Marsaudon Composites employs 82 staff and will produce nine Ocean Rider Catamarans this year. The team now includes an interior designer and structural engineers, as well as a highly skilled build team. These capabilities allow for a semi-custom approach, with customers able to modify the interior based on their needs or choose full carbon construction if desired.
Even the base version of the ORC57 is made via an infusion out of fibreglass with a PVC core and with substantial carbon reinforcements to increase stiffness where it matters most. The quality of the composite lay-up is a source of great pride within the company, and the finish is so smooth that the need for interior linings to hide the composite work is eliminated. Cailliau has a background in aerospace composites production and his influence is clear to see in an impeccably well organised boatyard.
Interior design has been a major focus of the ORC57 when compared with previous models, with the extensive use of curved foam-cored composite interior furniture providing a soft and elegant touch whilst also saving weight. Indirect LED lighting and leather wardrobe handles add a touch of class, demonstrating once again the company’s dedication to developing solutions that increase comfort whilst reducing weight.

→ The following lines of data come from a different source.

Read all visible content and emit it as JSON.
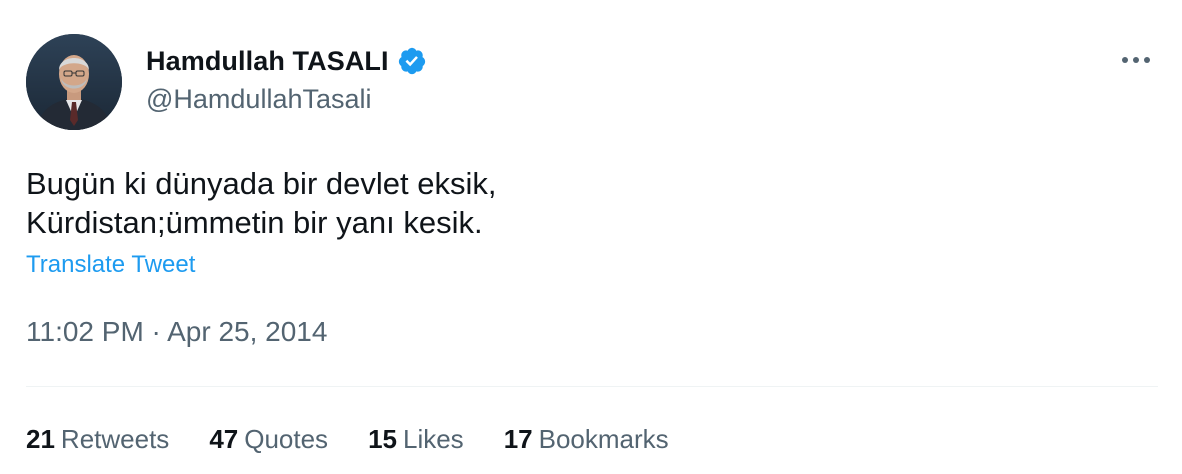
{
  "author": {
    "display_name": "Hamdullah TASALI",
    "handle": "@HamdullahTasali",
    "verified_icon": "verified-badge-icon",
    "avatar_icon": "profile-photo"
  },
  "more_icon": "more-options-icon",
  "tweet": {
    "text": "Bugün ki dünyada bir devlet eksik,\nKürdistan;ümmetin bir yanı kesik.",
    "translate_label": "Translate Tweet",
    "timestamp": "11:02 PM · Apr 25, 2014"
  },
  "stats": [
    {
      "count": "21",
      "label": "Retweets"
    },
    {
      "count": "47",
      "label": "Quotes"
    },
    {
      "count": "15",
      "label": "Likes"
    },
    {
      "count": "17",
      "label": "Bookmarks"
    }
  ],
  "colors": {
    "accent": "#1d9bf0",
    "text_primary": "#0f1419",
    "text_secondary": "#536471",
    "divider": "#eff3f4"
  }
}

In terms of configuration, while the base version includes four double cabins, an optional “owners’ hull” with double bed aft and large ensuite forward can be added portside. For the first time within the range, the team is also considering a lightweight, low-consumption “air conditioning” option in the cabins and a dedicated skipper/crew cabin with its own en-suite accessed from the deck, as it’s expected that at this size some owners will expect more comfort and more assistance from a professional crew than is the case with smaller models. Washing machines and other appliances can also be specified as options for those with longer distance cruising plans.
Owners of the ORC42 and 50 have found that a large solar panel mounted on the davits generates sufficient energy for all onboard needs in anything but abysmally poor weather, but the 57 has the option of additional roof-mounted solar panels which will likely be needed to power air conditioning if specified.
Cailliau sums up the Ocean Rider Catamaran range: ‘we know that we have a very small niche within the catamaran market, we make boats for sailors who love the sea and the sensation of sailing fast, and who are willing to sacrifice a little bit of luxury for the sake of performance. Amongst our existing client base, I would say the use of the boats is 50/50 between racing and cruising, although most owners do both to a certain extent. We have a very highly skilled workforce who love to sail and who are passionate about building great boats, so for that small niche of sailing enthusiasts looking for a catamaran of this size we have a product that we hope is a long way ahead of any other brand’.
With a base price of €1.1M and a sail-away price of €1.5M including sails and electronics and most other options, the ORC57 offers fantastic value for money, and there are few if any other brands offering models with similar racing and cruising credentials at a similar price. Boats number one and two are already sold and number three is available for autumn 2022, although if you want that one you’ll probably need to get the order in quickly as Marsaudon Composites look like they have another success story on their hands…